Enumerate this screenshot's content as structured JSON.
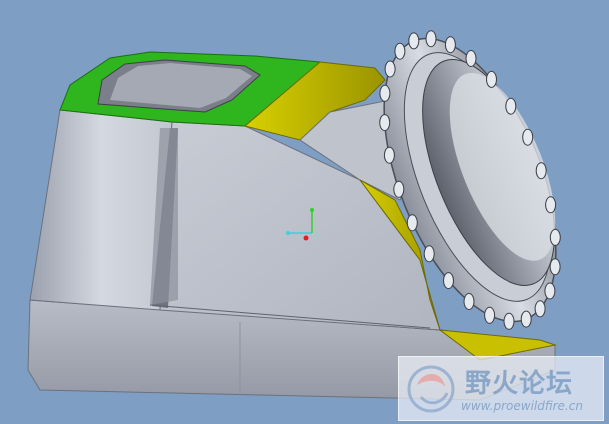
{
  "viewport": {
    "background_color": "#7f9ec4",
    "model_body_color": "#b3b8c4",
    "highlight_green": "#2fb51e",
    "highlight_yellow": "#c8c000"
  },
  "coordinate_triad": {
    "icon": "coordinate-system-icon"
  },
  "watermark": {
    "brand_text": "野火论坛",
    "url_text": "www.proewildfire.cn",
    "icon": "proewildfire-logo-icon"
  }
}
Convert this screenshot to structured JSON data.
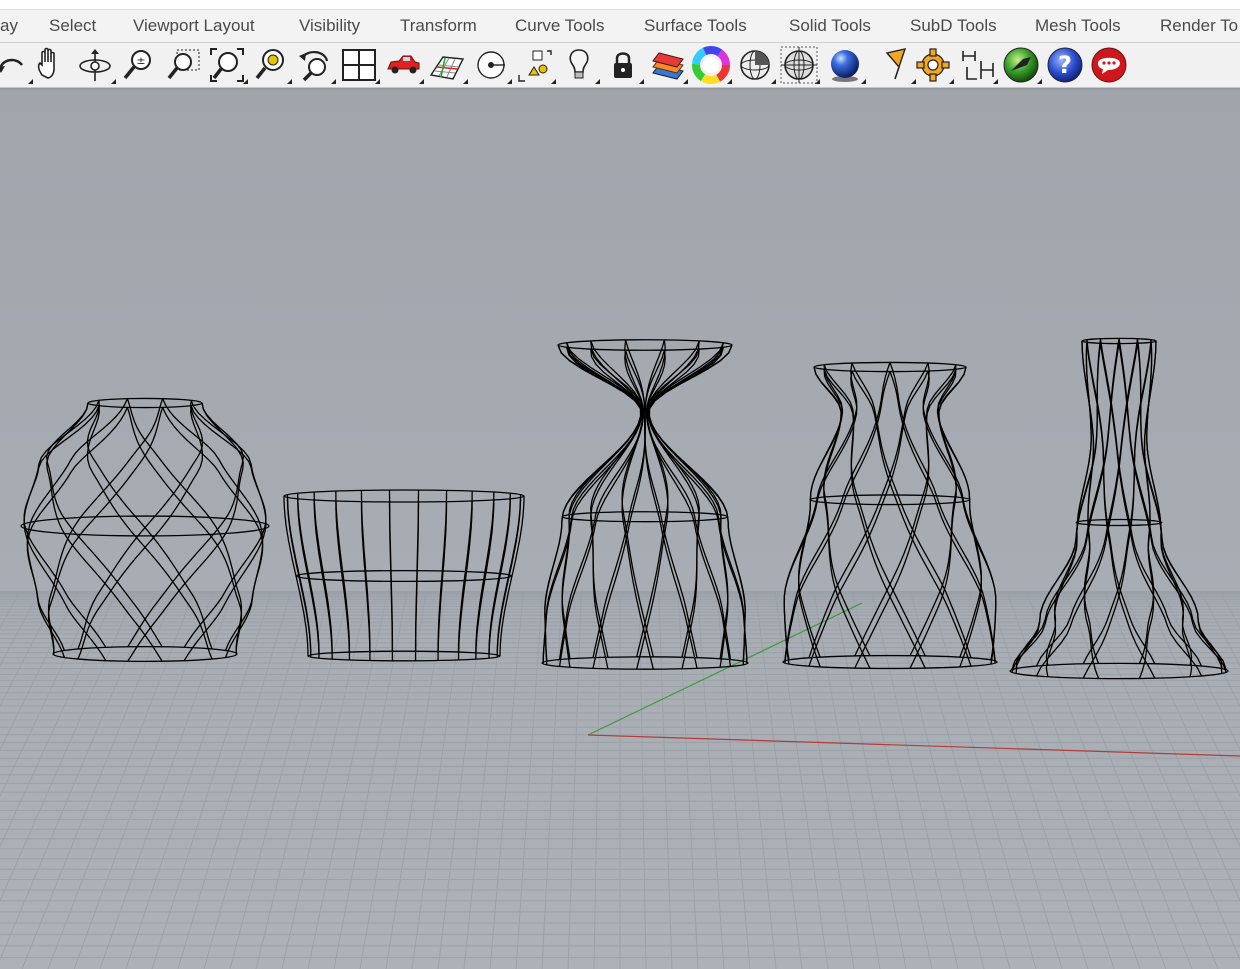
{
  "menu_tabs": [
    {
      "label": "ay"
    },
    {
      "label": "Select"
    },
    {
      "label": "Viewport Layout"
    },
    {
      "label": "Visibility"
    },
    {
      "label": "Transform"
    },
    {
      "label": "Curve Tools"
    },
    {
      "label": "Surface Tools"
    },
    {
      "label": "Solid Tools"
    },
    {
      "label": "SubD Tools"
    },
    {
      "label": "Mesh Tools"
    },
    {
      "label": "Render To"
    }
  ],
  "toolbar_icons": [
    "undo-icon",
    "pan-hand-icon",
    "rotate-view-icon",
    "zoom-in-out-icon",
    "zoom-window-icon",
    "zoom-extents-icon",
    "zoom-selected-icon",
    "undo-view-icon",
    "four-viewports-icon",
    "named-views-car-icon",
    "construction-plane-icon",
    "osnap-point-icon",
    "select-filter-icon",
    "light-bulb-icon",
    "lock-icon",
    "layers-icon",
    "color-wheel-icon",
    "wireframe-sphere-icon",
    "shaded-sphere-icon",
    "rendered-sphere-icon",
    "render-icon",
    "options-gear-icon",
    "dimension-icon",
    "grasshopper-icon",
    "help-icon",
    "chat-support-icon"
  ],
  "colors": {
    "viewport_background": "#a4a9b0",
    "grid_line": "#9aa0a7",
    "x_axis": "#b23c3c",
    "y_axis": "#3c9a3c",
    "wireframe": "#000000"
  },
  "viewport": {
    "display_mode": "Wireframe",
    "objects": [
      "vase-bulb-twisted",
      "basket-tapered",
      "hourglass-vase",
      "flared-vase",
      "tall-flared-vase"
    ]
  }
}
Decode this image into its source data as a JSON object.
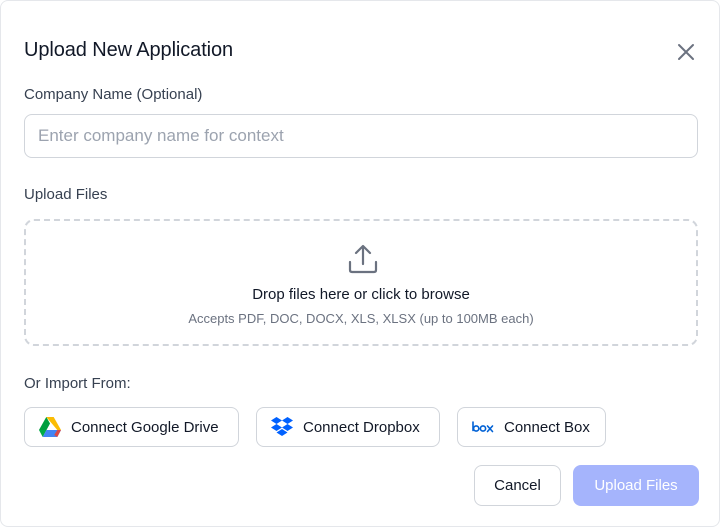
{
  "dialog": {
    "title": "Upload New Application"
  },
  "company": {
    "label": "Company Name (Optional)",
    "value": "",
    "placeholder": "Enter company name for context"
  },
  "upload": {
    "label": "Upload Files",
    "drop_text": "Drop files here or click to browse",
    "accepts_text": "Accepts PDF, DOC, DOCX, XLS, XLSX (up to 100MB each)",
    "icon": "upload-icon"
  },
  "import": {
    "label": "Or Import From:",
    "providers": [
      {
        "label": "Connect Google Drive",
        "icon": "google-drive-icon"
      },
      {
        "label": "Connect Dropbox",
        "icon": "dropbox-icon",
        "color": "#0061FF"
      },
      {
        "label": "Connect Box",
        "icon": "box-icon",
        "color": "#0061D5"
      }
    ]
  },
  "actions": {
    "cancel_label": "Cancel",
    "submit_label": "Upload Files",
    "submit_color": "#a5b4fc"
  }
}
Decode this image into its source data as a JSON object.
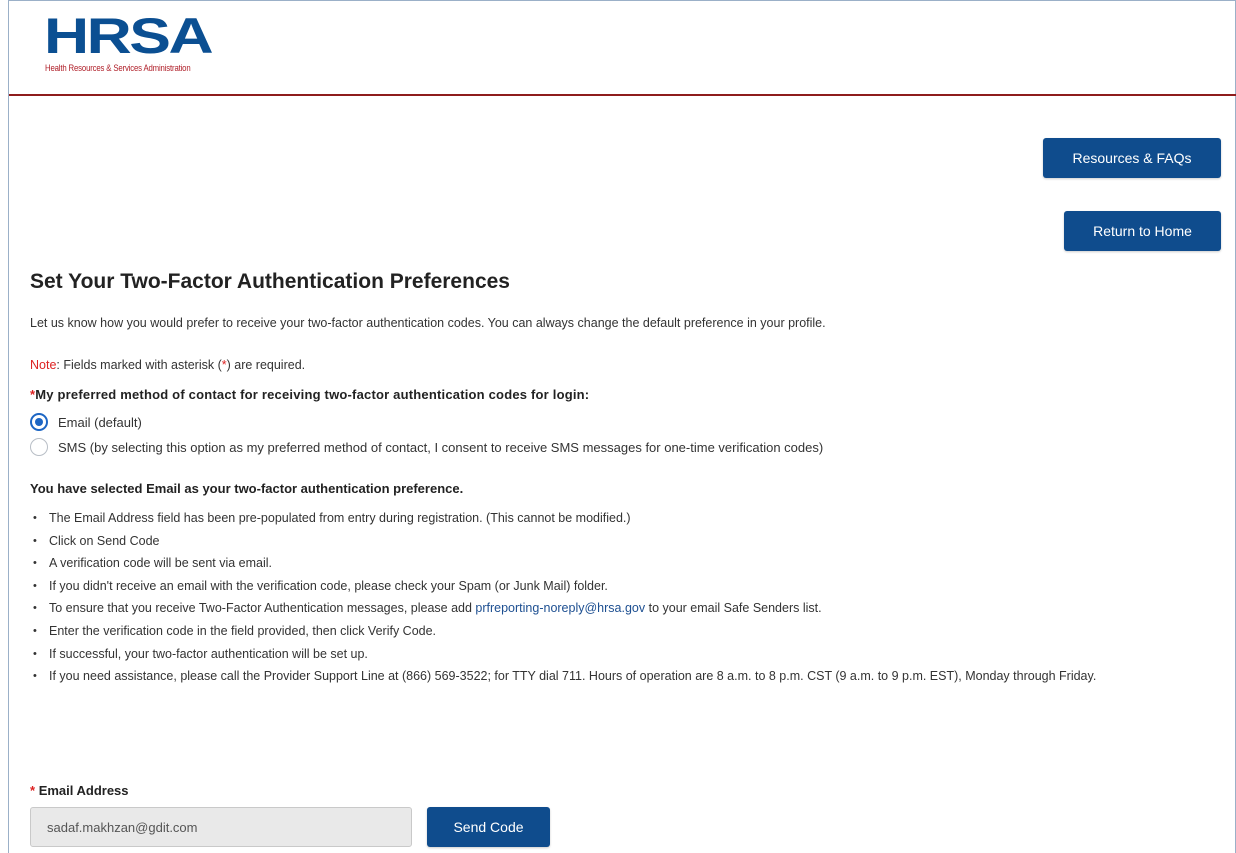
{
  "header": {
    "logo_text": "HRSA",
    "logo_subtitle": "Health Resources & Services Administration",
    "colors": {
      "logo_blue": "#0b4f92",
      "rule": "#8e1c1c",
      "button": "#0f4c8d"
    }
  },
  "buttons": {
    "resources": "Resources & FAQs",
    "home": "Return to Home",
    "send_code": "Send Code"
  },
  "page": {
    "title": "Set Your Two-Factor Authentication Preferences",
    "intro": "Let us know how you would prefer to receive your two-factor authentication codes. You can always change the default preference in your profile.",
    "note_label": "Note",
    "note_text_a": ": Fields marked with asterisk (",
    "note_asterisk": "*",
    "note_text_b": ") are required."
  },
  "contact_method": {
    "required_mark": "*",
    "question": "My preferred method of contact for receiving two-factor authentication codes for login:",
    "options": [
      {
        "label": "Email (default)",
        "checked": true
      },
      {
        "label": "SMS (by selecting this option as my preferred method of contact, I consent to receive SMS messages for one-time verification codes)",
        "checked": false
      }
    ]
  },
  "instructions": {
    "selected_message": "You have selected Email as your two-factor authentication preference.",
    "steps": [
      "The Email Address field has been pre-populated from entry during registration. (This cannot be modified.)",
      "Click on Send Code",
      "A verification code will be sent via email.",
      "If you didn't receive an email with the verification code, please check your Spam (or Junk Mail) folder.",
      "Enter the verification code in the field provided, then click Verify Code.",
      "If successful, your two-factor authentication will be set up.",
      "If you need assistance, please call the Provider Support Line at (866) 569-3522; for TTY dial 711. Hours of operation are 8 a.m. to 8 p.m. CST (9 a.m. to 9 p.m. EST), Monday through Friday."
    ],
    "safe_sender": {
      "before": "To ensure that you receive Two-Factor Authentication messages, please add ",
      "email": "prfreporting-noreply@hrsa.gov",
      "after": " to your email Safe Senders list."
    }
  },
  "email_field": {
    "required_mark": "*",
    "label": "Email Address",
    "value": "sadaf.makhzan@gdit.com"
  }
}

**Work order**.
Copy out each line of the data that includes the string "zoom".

**Response to the exercise**.
    "zoom-in-out-icon",
    "zoom-window-icon",
    "zoom-extents-icon",
    "zoom-selected-icon",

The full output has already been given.